Cooking Ingredients From Russo's Requires More Than Just Boiling Water
I tried to get to a store beyond Manhattan this week, but my planned destination in Bay Ridge was closed for a lengthy vacation. A friend suggested Russo's, to which I responded, "But why? I go there all the time!" I soon realized that maybe that was the best of all reasons to tell you about it.
Russo's has been turning out fresh pasta, mozzarella, and ricotta on East 11th Street, just off First Avenue (next door to Veniero's) , for one hundred years. 7th to 14th Streets on 1st Avenue was once a Little Italy unto itself, but Brunetta's, with its cheap and toothsome daily specials, is gone, as is Vinnie's (formally known as La Focacceria), which began serving traditional Sicilian fare when English doughboys were going over the top in 1914. Upscale and sometimes preposterous pizzerias have moved in to replace them. Mercifully, a note of sanity remains in the form of Russo's.
The store's window is crammed with meat and cheese, and three of its walls are covered with almost nothing but pasta: fresh, dried, frozen, filled, all storemade, all more than good. There is a case full of tiny stuffed peppers, olives, and other antipasti; they also carry crusty Italian bread. There are towers of sauce behind the counter, including a spectacularly unctuous walnut sauce that marries well with their plain cheese ravioli.
Can you see my problem? I'm supposed to provide a recipe here, and I don't think anyone needs me to tell them how to boil water, then put pasta in it. At least I hope not. Thankfully Russo's tender, milky mozzarella provided a solution.

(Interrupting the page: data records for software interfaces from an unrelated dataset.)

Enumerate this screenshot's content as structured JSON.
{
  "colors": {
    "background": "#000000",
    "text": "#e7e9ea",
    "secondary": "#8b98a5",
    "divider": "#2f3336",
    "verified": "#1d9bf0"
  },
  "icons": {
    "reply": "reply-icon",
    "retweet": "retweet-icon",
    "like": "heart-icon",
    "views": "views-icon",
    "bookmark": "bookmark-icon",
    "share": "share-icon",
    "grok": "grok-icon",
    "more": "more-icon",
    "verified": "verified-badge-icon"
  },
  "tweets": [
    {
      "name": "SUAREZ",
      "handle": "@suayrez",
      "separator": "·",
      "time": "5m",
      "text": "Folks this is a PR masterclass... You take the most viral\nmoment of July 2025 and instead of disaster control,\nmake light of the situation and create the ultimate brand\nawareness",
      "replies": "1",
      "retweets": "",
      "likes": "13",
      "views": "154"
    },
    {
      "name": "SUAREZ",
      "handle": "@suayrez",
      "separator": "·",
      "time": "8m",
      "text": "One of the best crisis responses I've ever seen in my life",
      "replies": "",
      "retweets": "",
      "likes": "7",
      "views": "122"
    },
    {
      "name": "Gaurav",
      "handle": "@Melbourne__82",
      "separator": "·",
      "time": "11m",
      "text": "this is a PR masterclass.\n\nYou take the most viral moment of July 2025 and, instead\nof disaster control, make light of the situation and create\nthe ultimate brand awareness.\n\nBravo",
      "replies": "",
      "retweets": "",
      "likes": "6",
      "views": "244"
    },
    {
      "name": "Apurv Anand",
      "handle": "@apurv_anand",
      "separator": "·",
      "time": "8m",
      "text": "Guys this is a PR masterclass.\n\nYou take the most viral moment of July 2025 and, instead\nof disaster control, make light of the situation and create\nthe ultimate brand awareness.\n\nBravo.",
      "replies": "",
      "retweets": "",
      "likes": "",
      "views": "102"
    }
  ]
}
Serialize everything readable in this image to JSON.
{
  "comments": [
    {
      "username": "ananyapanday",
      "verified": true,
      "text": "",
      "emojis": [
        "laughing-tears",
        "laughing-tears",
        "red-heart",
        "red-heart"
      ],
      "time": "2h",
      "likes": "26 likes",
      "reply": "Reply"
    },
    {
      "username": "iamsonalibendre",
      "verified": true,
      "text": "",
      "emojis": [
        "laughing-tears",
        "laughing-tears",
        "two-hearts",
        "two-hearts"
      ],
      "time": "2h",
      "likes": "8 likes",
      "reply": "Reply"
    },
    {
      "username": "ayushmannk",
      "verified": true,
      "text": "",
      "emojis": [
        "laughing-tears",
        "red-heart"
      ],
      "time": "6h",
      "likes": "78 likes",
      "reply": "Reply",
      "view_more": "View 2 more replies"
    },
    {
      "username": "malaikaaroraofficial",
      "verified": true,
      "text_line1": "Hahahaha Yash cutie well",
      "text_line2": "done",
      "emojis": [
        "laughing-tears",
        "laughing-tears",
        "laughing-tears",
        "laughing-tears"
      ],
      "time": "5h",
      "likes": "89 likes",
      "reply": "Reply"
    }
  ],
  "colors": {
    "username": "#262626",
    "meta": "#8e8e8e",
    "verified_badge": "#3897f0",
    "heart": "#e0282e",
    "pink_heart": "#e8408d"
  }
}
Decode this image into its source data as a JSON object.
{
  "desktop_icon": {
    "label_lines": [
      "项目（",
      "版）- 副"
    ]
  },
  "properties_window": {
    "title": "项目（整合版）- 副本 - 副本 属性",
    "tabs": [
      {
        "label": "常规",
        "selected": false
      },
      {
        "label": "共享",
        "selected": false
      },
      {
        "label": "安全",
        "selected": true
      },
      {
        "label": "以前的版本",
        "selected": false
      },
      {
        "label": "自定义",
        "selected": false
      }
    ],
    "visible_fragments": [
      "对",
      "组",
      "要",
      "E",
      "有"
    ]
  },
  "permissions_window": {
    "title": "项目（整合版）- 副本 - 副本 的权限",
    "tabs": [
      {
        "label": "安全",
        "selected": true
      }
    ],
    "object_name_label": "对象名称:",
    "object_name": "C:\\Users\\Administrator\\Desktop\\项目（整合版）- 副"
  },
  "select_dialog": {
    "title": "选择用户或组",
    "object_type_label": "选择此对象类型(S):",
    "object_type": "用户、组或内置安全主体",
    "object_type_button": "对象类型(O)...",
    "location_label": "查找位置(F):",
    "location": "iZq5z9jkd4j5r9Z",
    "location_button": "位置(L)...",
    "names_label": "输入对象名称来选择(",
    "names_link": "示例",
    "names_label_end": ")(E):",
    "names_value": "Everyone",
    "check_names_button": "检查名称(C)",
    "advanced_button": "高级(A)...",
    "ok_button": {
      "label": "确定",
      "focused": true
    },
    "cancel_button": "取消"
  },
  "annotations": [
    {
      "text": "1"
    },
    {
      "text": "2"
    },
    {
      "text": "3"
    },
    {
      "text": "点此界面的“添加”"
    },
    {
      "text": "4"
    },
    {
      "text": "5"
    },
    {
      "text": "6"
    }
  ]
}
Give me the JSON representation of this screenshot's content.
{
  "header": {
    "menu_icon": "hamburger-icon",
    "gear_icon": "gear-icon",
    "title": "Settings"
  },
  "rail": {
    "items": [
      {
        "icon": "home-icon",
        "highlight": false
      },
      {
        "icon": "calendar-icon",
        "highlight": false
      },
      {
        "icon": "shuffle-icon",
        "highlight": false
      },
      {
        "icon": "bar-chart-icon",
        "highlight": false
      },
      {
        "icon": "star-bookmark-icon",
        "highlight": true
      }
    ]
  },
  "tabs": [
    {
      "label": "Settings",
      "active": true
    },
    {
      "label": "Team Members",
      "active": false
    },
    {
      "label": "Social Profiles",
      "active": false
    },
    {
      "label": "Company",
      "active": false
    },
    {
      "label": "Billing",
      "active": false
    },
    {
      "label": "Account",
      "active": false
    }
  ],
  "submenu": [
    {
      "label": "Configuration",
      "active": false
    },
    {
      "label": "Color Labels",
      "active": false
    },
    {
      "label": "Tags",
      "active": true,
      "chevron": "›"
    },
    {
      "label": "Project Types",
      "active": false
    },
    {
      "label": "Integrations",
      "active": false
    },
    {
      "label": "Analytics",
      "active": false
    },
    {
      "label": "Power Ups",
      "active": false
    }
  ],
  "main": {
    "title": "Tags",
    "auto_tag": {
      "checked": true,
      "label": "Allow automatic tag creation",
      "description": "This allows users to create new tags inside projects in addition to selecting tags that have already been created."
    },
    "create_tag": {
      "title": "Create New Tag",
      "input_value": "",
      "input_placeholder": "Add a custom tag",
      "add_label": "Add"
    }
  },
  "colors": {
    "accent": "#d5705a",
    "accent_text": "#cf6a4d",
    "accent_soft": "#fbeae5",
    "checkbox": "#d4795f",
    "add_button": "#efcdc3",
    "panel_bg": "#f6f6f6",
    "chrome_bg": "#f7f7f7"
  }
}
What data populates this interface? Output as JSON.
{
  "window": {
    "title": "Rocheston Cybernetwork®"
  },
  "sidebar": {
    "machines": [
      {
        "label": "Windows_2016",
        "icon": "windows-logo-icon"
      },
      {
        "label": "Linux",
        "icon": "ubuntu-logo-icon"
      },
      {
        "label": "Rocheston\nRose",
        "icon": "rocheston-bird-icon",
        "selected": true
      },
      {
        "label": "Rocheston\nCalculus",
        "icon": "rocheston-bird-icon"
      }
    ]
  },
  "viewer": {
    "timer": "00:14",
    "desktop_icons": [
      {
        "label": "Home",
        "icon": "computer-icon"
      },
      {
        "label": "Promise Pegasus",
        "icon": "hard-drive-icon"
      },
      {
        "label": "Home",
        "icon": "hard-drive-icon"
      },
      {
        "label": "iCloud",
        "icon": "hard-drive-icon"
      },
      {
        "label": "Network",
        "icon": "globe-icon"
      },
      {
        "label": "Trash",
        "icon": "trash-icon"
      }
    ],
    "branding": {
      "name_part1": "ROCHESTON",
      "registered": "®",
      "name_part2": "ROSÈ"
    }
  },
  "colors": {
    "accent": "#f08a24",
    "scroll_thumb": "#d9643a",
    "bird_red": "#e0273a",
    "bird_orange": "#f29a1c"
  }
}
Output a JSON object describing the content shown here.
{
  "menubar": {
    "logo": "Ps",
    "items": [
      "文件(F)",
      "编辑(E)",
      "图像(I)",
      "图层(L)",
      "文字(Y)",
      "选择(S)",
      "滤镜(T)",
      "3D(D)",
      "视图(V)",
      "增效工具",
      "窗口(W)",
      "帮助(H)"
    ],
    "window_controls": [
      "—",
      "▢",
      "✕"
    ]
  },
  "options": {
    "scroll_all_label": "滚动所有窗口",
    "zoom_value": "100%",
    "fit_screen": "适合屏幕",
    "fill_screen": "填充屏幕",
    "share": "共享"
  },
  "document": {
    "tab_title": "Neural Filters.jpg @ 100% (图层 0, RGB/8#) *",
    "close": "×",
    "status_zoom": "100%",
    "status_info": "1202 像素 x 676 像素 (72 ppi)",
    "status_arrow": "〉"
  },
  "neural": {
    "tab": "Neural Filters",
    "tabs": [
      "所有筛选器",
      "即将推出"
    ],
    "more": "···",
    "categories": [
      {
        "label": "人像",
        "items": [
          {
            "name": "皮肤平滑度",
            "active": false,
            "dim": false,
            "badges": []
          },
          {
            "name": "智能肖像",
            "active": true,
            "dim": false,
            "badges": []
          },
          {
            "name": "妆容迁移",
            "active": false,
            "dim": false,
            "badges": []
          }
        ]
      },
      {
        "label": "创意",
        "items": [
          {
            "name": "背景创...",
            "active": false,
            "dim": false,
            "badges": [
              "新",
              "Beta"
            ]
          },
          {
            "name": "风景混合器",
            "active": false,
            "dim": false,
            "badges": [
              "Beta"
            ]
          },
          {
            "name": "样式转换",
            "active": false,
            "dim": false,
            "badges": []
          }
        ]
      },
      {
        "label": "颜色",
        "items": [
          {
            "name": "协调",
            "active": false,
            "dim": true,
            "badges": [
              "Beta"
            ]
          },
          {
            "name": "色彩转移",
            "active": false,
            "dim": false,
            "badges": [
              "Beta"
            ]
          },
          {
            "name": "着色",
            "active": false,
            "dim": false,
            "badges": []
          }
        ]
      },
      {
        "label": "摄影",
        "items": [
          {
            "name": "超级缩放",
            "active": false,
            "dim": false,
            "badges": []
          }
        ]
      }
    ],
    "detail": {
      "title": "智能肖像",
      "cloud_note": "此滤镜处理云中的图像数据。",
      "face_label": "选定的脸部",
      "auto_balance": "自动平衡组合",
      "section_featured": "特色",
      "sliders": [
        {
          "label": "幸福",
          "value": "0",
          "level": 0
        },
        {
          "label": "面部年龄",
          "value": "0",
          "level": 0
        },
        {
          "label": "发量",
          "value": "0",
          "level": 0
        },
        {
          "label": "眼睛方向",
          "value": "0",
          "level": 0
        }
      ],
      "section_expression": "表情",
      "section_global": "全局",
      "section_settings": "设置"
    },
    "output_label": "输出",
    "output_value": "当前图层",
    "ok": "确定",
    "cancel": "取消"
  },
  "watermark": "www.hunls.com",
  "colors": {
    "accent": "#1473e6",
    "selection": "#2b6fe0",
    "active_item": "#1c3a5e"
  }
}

No, I'm not making mozzarella sticks, which are way too redolent of the bars of my misspent youth, but mozzarella (often, on menus, "mozza") en carrozza.
After checking with the 3,000 or so Italian cookbooks I happen to have around my apartment, I was forced to conclude that there was nothing even approaching a standard recipe for what is, in its essence, a fancied-up grilled cheese sandwich; there wasn't even a standard name. (In one otherwise unmemorable restaurant I visited in south Florida, it appeared on the menu as "matzoh & carosa.") The recipes I checked featured Italian bread, bastone bread, sandwich bread, marina sauce, cream sauce, no sauce, deep-fried, shallow-fried (in canola oil, in olive oil, in butter and oil). And I have not even begun to address the capers and/or anchovies question.
I decided to go with Pepperidge Farm Sandwich Bread, as I think its texture prevents the cheese from escaping the confines of the carriage (carrozza). Usually I prefer unsalted mozzarella, but the slightly drier and firmer salted variety works better here. As for the sauce, here is where the anchovy and caper problem is addressed. The problem for me is that I like them, but some people that I cook for don't, so I decided to sneak them in, not in the sandwich itself, but in the accompanying sauce, which will not be a marinara, but Russo's briny puttanesca, which is rich with tomatoes, olives, and basil, as well as anchovies and capers, but so subtly that even the haters won't notice.
You can certainly substitute generic mozzarella and even a good jarred marinara, but do stroll over to Russo's sometime, even if it's just to get warm, runny mozzarella to pull apart, stuff in a hunk of torn-off bread, and eat while strolling through a neighborhood that, thankfully, still has a little Italian left in it.